=== EXERCISE BRIEF ===
Across the whole listing, filter for the string "mehr" and copy every line that has it.

◆ ◆ ◆ ◆ ◆

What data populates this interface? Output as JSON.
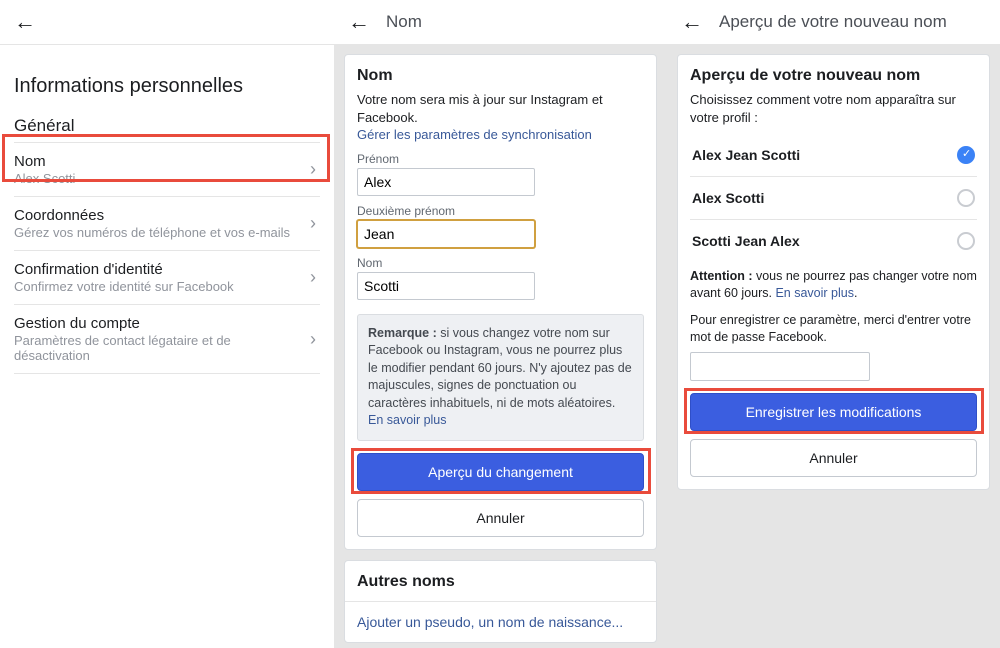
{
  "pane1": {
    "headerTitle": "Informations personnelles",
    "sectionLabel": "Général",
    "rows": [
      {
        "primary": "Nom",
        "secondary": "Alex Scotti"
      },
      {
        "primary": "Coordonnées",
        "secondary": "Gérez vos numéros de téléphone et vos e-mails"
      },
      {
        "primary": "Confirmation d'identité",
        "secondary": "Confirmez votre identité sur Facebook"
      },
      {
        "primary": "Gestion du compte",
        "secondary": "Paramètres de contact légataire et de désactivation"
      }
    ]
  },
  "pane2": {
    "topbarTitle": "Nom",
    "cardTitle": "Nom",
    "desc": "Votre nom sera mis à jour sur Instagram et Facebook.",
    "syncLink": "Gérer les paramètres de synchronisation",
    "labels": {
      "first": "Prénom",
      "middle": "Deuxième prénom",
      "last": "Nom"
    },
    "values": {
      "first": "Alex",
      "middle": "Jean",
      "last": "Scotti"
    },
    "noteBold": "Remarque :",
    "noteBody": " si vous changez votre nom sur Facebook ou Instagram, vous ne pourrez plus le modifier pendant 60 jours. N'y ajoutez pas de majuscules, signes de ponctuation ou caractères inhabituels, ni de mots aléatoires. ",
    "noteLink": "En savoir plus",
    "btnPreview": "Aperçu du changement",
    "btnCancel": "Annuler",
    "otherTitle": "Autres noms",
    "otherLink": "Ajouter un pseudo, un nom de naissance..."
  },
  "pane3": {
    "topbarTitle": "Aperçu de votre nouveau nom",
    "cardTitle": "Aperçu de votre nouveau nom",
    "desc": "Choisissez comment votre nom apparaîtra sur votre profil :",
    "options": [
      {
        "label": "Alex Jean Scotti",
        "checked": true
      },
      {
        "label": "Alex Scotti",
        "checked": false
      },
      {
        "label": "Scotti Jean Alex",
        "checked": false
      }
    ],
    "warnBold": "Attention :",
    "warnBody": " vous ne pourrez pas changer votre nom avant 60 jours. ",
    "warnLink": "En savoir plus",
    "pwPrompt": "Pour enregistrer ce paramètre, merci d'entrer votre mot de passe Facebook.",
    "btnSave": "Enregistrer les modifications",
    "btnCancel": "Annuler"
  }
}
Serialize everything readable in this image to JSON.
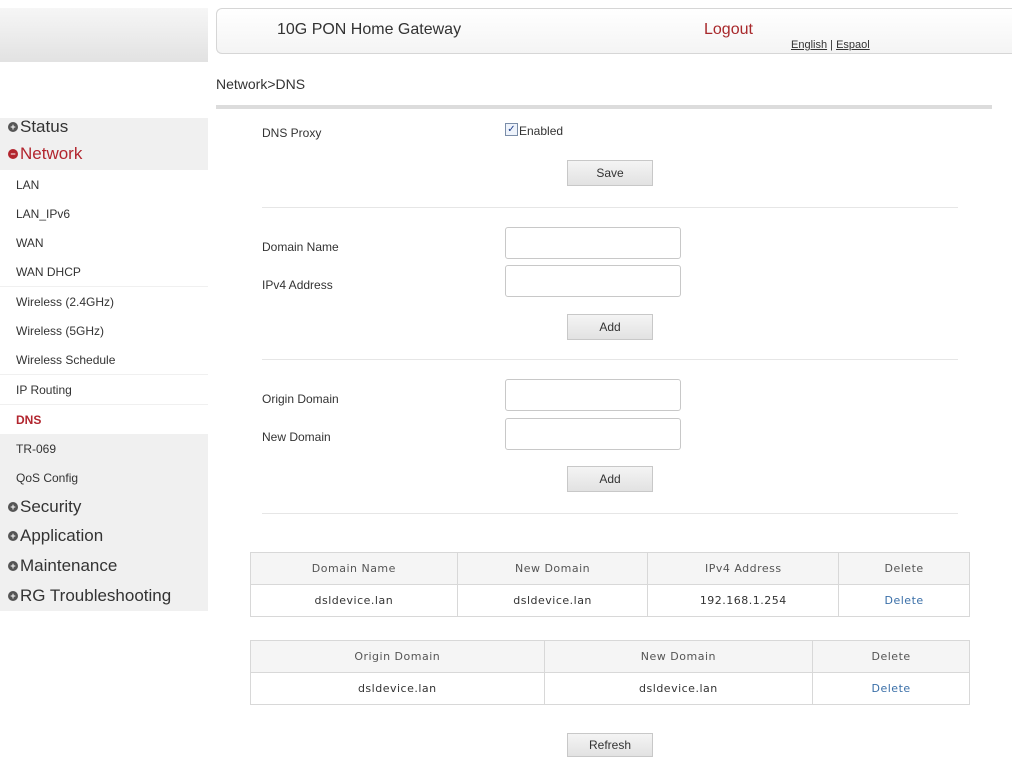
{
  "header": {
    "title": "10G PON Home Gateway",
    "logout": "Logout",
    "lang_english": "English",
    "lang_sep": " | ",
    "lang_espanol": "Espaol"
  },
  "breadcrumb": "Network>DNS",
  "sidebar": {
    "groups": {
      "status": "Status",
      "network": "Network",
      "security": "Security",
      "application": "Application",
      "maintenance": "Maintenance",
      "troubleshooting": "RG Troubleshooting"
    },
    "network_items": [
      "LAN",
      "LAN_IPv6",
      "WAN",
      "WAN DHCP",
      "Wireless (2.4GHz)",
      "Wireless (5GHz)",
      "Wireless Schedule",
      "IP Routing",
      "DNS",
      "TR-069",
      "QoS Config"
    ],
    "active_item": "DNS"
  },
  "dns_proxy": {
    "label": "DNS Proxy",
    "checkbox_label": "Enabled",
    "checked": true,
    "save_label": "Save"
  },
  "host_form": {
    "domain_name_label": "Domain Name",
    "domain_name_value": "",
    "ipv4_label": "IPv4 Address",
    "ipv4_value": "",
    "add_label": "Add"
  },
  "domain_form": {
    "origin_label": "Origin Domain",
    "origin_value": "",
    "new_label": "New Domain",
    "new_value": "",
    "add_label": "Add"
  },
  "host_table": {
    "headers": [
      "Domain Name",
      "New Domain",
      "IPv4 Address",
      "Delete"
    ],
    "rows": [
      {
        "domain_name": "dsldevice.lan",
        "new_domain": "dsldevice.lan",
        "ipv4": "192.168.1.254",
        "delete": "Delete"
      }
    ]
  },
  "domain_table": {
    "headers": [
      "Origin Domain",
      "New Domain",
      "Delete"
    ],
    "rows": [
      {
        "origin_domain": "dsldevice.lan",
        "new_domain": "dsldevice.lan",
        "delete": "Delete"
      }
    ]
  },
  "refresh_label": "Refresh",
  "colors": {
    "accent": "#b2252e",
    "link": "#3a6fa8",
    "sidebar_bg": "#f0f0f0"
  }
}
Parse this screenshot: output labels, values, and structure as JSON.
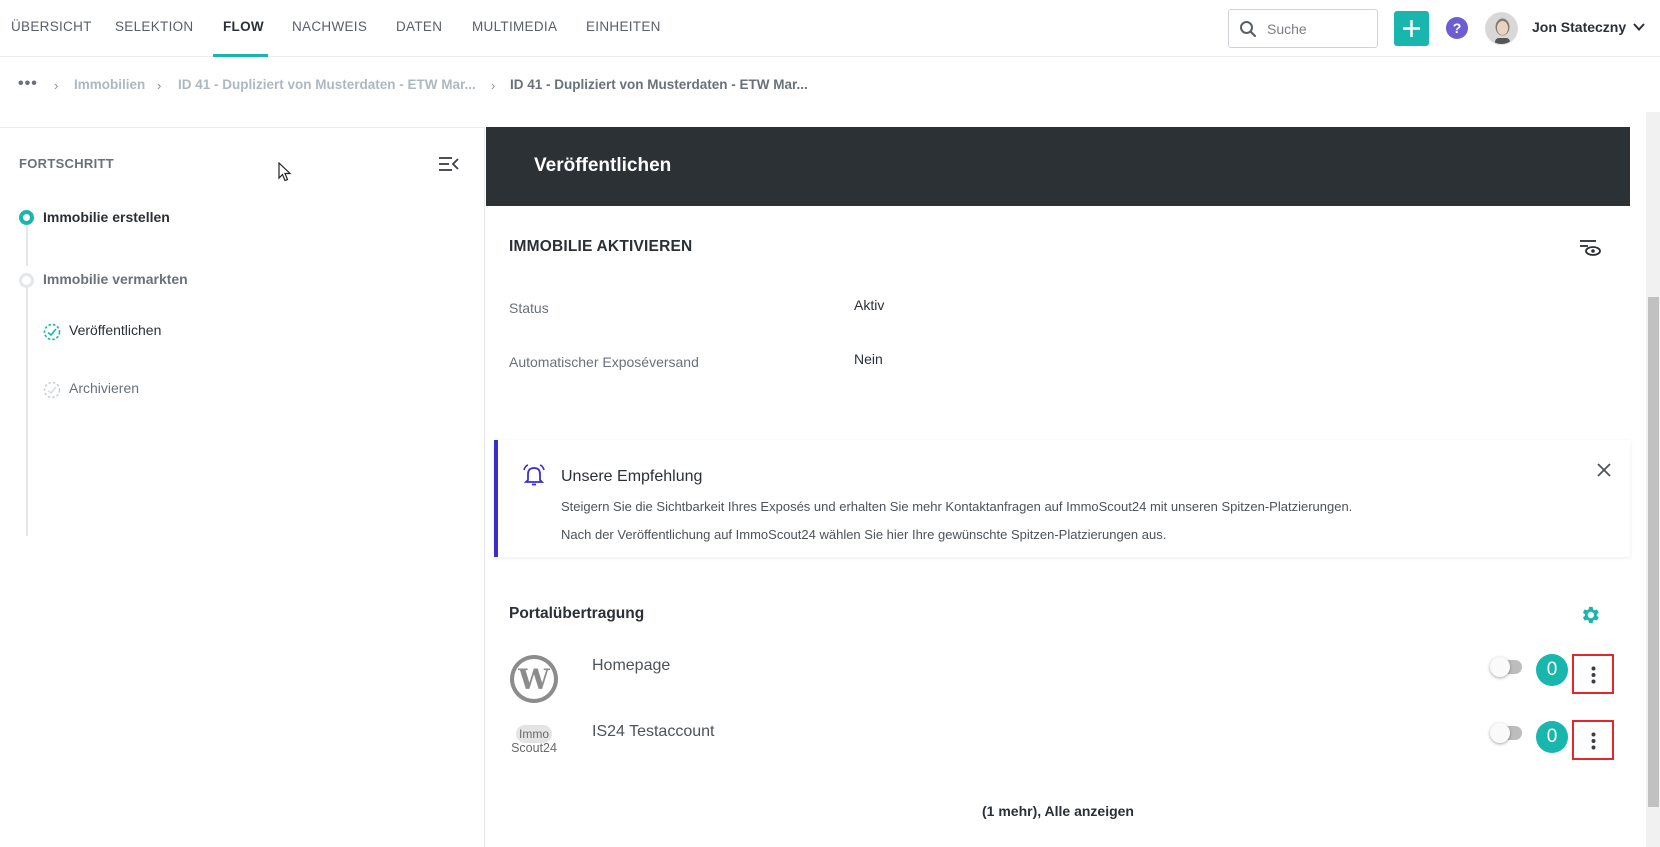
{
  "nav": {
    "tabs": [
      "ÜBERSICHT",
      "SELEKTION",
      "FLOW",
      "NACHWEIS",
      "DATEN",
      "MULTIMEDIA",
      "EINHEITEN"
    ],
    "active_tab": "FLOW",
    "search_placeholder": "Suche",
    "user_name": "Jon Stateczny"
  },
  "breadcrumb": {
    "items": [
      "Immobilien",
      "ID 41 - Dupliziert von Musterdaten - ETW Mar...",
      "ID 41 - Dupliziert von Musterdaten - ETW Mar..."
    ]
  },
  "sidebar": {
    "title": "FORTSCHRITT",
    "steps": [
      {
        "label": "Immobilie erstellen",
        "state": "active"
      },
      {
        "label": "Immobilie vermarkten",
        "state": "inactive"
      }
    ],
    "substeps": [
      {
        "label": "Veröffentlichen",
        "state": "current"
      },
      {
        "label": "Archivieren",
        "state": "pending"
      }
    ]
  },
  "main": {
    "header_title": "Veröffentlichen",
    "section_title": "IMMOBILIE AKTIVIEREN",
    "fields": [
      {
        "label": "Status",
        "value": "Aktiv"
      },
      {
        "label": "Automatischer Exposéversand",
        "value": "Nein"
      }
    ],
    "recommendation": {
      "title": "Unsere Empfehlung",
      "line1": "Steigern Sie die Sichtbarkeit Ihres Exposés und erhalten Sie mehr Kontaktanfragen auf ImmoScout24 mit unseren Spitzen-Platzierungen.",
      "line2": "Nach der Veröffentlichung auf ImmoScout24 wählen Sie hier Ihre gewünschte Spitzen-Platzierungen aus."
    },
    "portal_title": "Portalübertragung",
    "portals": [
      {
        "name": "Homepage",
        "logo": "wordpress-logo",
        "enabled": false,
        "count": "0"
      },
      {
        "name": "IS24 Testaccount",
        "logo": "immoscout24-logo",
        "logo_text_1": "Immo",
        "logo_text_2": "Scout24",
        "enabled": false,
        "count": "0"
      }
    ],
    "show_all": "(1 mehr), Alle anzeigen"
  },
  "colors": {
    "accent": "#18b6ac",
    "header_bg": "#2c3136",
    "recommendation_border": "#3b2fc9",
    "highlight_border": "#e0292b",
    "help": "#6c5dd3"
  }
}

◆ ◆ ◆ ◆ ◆

=== WRITTEN ANSWER ===
      "line1": "Steigern Sie die Sichtbarkeit Ihres Exposés und erhalten Sie mehr Kontaktanfragen auf ImmoScout24 mit unseren Spitzen-Platzierungen.",
    "show_all": "(1 mehr), Alle anzeigen"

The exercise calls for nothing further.